((
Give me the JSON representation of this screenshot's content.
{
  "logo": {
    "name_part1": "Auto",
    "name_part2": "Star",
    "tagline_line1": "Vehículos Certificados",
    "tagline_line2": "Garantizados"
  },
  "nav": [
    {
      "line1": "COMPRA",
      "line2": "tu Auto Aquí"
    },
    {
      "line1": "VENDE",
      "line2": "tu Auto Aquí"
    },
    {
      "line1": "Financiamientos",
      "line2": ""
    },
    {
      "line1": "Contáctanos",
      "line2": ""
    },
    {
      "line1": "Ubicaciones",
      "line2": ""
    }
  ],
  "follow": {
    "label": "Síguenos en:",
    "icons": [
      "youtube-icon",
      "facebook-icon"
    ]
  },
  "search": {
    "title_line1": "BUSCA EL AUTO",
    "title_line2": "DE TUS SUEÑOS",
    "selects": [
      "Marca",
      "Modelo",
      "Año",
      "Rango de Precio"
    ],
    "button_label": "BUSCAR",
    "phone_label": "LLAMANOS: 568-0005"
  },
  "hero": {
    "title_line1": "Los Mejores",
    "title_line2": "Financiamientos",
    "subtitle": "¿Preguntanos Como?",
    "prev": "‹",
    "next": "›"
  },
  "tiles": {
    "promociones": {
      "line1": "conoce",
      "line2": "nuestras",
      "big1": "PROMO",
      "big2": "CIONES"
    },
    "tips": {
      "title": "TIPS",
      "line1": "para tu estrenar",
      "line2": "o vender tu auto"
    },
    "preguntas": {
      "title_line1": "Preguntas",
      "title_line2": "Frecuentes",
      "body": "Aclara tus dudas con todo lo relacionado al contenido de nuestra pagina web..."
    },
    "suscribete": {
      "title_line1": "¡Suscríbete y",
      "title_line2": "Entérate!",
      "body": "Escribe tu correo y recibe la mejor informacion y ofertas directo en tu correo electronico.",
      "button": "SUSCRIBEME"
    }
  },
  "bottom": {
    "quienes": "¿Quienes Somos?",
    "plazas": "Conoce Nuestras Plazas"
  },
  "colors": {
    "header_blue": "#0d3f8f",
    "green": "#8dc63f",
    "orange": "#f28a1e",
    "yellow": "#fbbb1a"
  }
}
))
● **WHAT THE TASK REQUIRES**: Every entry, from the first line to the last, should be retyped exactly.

● **TASK RESULT**:
Give me the JSON representation of this screenshot's content.
{
  "logo": {
    "name_part1": "Auto",
    "name_part2": "Star",
    "tagline_line1": "Vehículos Certificados",
    "tagline_line2": "Garantizados"
  },
  "nav": [
    {
      "line1": "COMPRA",
      "line2": "tu Auto Aquí"
    },
    {
      "line1": "VENDE",
      "line2": "tu Auto Aquí"
    },
    {
      "line1": "Financiamientos",
      "line2": ""
    },
    {
      "line1": "Contáctanos",
      "line2": ""
    },
    {
      "line1": "Ubicaciones",
      "line2": ""
    }
  ],
  "follow": {
    "label": "Síguenos en:",
    "icons": [
      "youtube-icon",
      "facebook-icon"
    ]
  },
  "search": {
    "title_line1": "BUSCA EL AUTO",
    "title_line2": "DE TUS SUEÑOS",
    "selects": [
      "Marca",
      "Modelo",
      "Año",
      "Rango de Precio"
    ],
    "button_label": "BUSCAR",
    "phone_label": "LLAMANOS: 568-0005"
  },
  "hero": {
    "title_line1": "Los Mejores",
    "title_line2": "Financiamientos",
    "subtitle": "¿Preguntanos Como?",
    "prev": "‹",
    "next": "›"
  },
  "tiles": {
    "promociones": {
      "line1": "conoce",
      "line2": "nuestras",
      "big1": "PROMO",
      "big2": "CIONES"
    },
    "tips": {
      "title": "TIPS",
      "line1": "para tu estrenar",
      "line2": "o vender tu auto"
    },
    "preguntas": {
      "title_line1": "Preguntas",
      "title_line2": "Frecuentes",
      "body": "Aclara tus dudas con todo lo relacionado al contenido de nuestra pagina web..."
    },
    "suscribete": {
      "title_line1": "¡Suscríbete y",
      "title_line2": "Entérate!",
      "body": "Escribe tu correo y recibe la mejor informacion y ofertas directo en tu correo electronico.",
      "button": "SUSCRIBEME"
    }
  },
  "bottom": {
    "quienes": "¿Quienes Somos?",
    "plazas": "Conoce Nuestras Plazas"
  },
  "colors": {
    "header_blue": "#0d3f8f",
    "green": "#8dc63f",
    "orange": "#f28a1e",
    "yellow": "#fbbb1a"
  }
}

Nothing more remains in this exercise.